4. Fermented Soy: This produces natural antibiotic agents to increase the body’s resistance to infections.
5. Beans: Small red beans, kidney beans, chick peas, and black beans depending on what's available for cheap, it's in bulk.
6. Lentils: Low in calories and perfect for reducing the chances of heart disease. Bulk
7. Tomatoes: They can help with connective tissue strength and even help to improve vision. Get 8
8. Spinach: Packed with Vitamin K, which contributes to building stronger bones. Buy a box or two
9. Cruciferous Vegetables: Packing your plate at the firehouse with broccoli, cabbage cauliflower, or Brussels sprouts will leave you feeling fuller longer in-between meals. Steamfresh if possible 
10. Avocados: Studies have shown that avocadoes can reduce cholesterol and even help you burn fat. Bag
11. Citrus Fruits: Oranges and grapefruit Bag it and tag it when available 
12. Berries: Raspberries, blueberries, blackberries, strawberries, and cranberries Frozen
Starches and whole grains
13. Sweet Potatoes and Yams: These act as your body’s storage tank for energy. You better have just the right amount of energy if you’re going to be fighting a fire. A few lbs
14. Quinoa: High in protein, but more importantly, high in riboflavin, which has been shown to reduce the frequency of migraines. If there's someone who deals with enough migraines, it's emergency workers. Bag and tag 
15. Amaranth: A great solution to having more fiber since it contains three times more than wheat. Bag and tag
Heathy fats
16. Nuts: Walnuts, almonds, cashews, pecans, and pistachios can all help reduce inflammation and even lead to a better mood and mental process. Can also be eaten in nut butter form. Bulk it
17. Seeds: Flax, hemp, chia, and pumpkin all contain good fats that help you feel fuller for longer. Bulk
18. Extra-Virgin Olive Oil: This is high in antioxidants and the healthy monounsaturated fats, which can help to control your cholesterol.
19. Water: Water makes up approximately 70% of our body I carry around a gallon of water while I'm at work, especially on hot days when your uniform and gear will cause you to lose more water than normal.
20. Green Tea: A chemical in green tea called EGCG can help lower cortisol (your stress hormone) and increase your immune system after long shifts.
Link to post

The most basic recipe I use I got from Mark's Daily Apple:


  1. Take 1 protein, 1 fat and at least 1 vegetable.
  2. Throw everything into a pan.
  3. Done!

Every combination is allowed! Carbs can be added in accordance to your dietary beliefs.

  • Like 1

The impediment to action advances action. What stands in the way becomes the way.

Instagram food log

Link to post
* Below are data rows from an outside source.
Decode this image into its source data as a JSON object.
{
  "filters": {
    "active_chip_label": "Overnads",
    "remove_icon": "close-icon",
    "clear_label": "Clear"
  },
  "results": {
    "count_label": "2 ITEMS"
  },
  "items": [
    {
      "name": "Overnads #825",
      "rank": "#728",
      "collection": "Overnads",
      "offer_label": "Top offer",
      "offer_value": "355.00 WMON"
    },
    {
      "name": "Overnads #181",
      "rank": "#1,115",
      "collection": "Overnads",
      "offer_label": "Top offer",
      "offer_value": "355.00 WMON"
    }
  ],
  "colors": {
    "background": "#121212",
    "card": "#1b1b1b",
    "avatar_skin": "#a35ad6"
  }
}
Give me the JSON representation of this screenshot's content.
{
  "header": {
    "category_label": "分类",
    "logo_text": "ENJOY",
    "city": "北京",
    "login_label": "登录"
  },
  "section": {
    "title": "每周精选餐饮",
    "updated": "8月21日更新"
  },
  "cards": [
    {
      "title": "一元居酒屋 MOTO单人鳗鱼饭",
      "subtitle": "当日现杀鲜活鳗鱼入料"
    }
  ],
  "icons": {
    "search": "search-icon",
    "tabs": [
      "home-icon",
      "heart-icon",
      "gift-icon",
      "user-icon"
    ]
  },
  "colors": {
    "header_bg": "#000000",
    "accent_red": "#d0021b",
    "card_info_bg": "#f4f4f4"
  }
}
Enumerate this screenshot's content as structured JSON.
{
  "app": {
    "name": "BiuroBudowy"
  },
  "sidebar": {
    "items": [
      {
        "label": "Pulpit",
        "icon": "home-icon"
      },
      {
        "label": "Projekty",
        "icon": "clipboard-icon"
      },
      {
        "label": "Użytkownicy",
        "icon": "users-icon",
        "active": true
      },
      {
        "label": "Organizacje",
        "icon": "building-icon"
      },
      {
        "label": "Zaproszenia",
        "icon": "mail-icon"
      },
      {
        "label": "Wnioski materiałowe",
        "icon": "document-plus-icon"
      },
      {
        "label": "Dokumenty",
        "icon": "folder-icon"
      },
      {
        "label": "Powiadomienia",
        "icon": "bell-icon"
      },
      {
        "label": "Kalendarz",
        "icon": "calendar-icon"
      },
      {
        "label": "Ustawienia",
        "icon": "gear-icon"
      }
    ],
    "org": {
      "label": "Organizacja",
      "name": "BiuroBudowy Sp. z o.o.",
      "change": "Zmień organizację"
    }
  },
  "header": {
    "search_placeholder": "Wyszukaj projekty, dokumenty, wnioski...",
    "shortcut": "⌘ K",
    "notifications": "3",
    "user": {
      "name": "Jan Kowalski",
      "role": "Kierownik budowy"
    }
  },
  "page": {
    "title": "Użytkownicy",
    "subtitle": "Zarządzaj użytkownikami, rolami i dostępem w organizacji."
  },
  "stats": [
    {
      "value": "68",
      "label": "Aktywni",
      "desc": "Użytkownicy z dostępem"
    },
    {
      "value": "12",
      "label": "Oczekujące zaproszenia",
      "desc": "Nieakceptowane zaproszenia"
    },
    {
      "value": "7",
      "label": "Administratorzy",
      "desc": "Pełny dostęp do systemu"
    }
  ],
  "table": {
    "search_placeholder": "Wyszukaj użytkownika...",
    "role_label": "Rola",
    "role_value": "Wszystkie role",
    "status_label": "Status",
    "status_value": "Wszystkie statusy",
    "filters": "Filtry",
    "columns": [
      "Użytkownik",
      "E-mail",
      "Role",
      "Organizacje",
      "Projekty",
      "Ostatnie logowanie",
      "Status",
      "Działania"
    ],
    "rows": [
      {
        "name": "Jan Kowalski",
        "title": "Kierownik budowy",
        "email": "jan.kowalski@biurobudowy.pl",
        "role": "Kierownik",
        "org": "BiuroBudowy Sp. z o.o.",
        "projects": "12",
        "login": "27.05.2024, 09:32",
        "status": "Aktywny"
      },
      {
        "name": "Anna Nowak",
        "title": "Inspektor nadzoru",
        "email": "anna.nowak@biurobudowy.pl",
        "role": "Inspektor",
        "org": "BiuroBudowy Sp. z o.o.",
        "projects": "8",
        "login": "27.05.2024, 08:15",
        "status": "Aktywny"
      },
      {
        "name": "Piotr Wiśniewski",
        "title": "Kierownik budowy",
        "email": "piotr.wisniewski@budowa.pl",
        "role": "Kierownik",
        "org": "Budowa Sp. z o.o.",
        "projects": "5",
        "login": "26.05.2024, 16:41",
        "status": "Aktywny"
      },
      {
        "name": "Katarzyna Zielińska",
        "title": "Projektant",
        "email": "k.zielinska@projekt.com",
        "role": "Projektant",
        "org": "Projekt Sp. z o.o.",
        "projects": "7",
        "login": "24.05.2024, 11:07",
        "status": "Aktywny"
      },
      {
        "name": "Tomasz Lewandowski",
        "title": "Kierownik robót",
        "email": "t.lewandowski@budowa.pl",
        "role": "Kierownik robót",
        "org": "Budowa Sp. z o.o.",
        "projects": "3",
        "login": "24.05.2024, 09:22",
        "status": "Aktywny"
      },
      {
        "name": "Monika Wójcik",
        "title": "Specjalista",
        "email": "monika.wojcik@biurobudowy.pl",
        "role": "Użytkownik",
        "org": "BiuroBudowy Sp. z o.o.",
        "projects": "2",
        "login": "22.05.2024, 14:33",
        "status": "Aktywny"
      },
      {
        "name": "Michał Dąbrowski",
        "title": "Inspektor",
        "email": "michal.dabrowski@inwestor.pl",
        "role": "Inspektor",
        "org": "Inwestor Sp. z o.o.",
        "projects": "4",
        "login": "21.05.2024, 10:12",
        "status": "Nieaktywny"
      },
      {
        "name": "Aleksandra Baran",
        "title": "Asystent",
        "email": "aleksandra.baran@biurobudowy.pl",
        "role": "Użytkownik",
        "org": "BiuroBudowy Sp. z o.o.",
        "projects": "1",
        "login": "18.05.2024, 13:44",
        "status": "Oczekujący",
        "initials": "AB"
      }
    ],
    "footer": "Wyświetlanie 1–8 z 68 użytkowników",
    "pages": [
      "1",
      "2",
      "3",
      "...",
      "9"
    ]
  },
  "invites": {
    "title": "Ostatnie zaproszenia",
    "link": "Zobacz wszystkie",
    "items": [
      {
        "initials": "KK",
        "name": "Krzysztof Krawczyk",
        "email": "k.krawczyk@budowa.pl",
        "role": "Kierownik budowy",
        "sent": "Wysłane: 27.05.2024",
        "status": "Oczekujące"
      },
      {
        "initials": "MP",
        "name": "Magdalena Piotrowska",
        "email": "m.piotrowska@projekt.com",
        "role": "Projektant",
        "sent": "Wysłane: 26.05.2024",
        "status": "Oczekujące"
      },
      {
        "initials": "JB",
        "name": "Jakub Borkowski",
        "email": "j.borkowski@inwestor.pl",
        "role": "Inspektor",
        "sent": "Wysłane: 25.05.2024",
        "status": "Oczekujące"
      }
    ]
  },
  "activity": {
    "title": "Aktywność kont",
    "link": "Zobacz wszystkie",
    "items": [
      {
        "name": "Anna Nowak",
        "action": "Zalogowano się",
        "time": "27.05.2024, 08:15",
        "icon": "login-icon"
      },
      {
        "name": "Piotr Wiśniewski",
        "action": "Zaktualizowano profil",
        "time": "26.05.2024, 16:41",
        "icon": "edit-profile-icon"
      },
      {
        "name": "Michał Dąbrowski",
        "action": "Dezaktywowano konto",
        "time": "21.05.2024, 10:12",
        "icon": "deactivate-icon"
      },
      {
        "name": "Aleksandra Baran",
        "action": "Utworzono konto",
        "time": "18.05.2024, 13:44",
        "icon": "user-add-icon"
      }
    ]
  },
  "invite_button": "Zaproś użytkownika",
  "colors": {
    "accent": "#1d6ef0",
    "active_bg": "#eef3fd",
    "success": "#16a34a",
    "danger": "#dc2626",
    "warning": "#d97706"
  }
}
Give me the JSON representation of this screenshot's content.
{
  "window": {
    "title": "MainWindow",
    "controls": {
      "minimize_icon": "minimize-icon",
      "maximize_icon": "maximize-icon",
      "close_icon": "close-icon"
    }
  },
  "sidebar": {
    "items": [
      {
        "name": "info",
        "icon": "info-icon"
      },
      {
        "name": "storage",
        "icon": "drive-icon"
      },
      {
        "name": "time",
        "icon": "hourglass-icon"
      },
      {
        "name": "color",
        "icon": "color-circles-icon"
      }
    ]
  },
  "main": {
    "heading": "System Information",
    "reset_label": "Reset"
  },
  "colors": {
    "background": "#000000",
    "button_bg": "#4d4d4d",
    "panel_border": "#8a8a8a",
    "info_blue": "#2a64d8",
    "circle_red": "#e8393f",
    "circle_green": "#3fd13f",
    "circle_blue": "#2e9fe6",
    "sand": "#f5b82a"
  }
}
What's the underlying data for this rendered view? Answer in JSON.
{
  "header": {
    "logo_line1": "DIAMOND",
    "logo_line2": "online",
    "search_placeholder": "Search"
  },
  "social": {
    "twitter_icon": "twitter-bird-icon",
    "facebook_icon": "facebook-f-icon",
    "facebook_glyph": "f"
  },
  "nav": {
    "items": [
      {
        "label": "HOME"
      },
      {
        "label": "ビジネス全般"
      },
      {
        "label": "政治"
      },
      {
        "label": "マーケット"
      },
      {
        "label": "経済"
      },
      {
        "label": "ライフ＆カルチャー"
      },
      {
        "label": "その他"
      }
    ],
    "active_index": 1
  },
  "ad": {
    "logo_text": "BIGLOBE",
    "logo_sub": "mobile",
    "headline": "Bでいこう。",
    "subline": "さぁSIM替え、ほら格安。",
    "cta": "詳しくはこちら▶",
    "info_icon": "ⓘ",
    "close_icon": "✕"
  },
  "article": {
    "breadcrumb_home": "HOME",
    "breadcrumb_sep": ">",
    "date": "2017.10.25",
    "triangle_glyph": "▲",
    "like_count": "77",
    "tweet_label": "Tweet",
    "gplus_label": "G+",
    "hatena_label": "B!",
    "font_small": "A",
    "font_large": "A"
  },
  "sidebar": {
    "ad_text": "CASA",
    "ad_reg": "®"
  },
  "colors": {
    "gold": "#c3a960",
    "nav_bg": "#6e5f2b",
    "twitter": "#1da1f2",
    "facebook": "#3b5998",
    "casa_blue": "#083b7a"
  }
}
This doesn't help directly with your recipes, but I absoluely love Budget Bytes for recipes! Although they don't cover exactly what you have, I have found them to be highly adjustable and affordable. For example leaving cheese out, adjusting fats, replacing grains with what you have. Otherwise I love @Akura's recipe. Also Mel Joulwan does a Cook up that has worked well when I have done version. She does something similar to Mark's Daily Apple and just transforms meals as she prepares them.

Challenge: 1 2

Challenge Spreadsheet

Link to post

There's actually a ton of stuff you can do with those things! Good picks all around. 


You can make a sort of Ochazuke with salmon or any flaky fish, the green tea, quinoa and cruciferous veggies like broccoli. 


Buying a whole chicken and oven roasting it is super cheap and tasty too. Great for prepping through the whole week.


Wild game is good for low and slow roasts in the oven. Throw it with some mashed sweet potatoes and you have a few days of good meals. 


And an obligatory taco bowl with the quinoa, beef and black beans.

Link to post
On 8/9/2017 at 11:57 AM, Akura said:

The most basic recipe I use I got from Mark's Daily Apple:


  1. Take 1 protein, 1 fat and at least 1 vegetable.
  2. Throw everything into a pan.
  3. Done!

Every combination is allowed! Carbs can be added in accordance to your dietary beliefs.

I usually add more protein, but I use the same scheme. However, it's mostly because I'm trying to gain weight. Besides, what blender do you use? I personally bought myself a NutriBullet Balance Smart Blender thanks to wellfed blog. I mean, wellfed has a nice article which describes the best protein shake blenders, reviewing every blender's pros and cons. Besides, I use it well fed every time I need a new kitchen appliance or I have some doubts about some foodstuff. What I really appreciate is that the owner of this site is a simple woman who is eager to share her real-life experience with others. So, all these reviews are accurate and reliable!

Link to post

Join the conversation

You can post now and register later. If you have an account, sign in now to post with your account.

Reply to this topic...

×   Pasted as rich text.   Paste as plain text instead

  Only 75 emoji are allowed.

×   Your link has been automatically embedded.   Display as a link instead

×   Your previous content has been restored.   Clear editor

×   You cannot paste images directly. Upload or insert images from URL.

  • Create New...

Important Information

New here? Please check out our Privacy Policy and Community Guidelines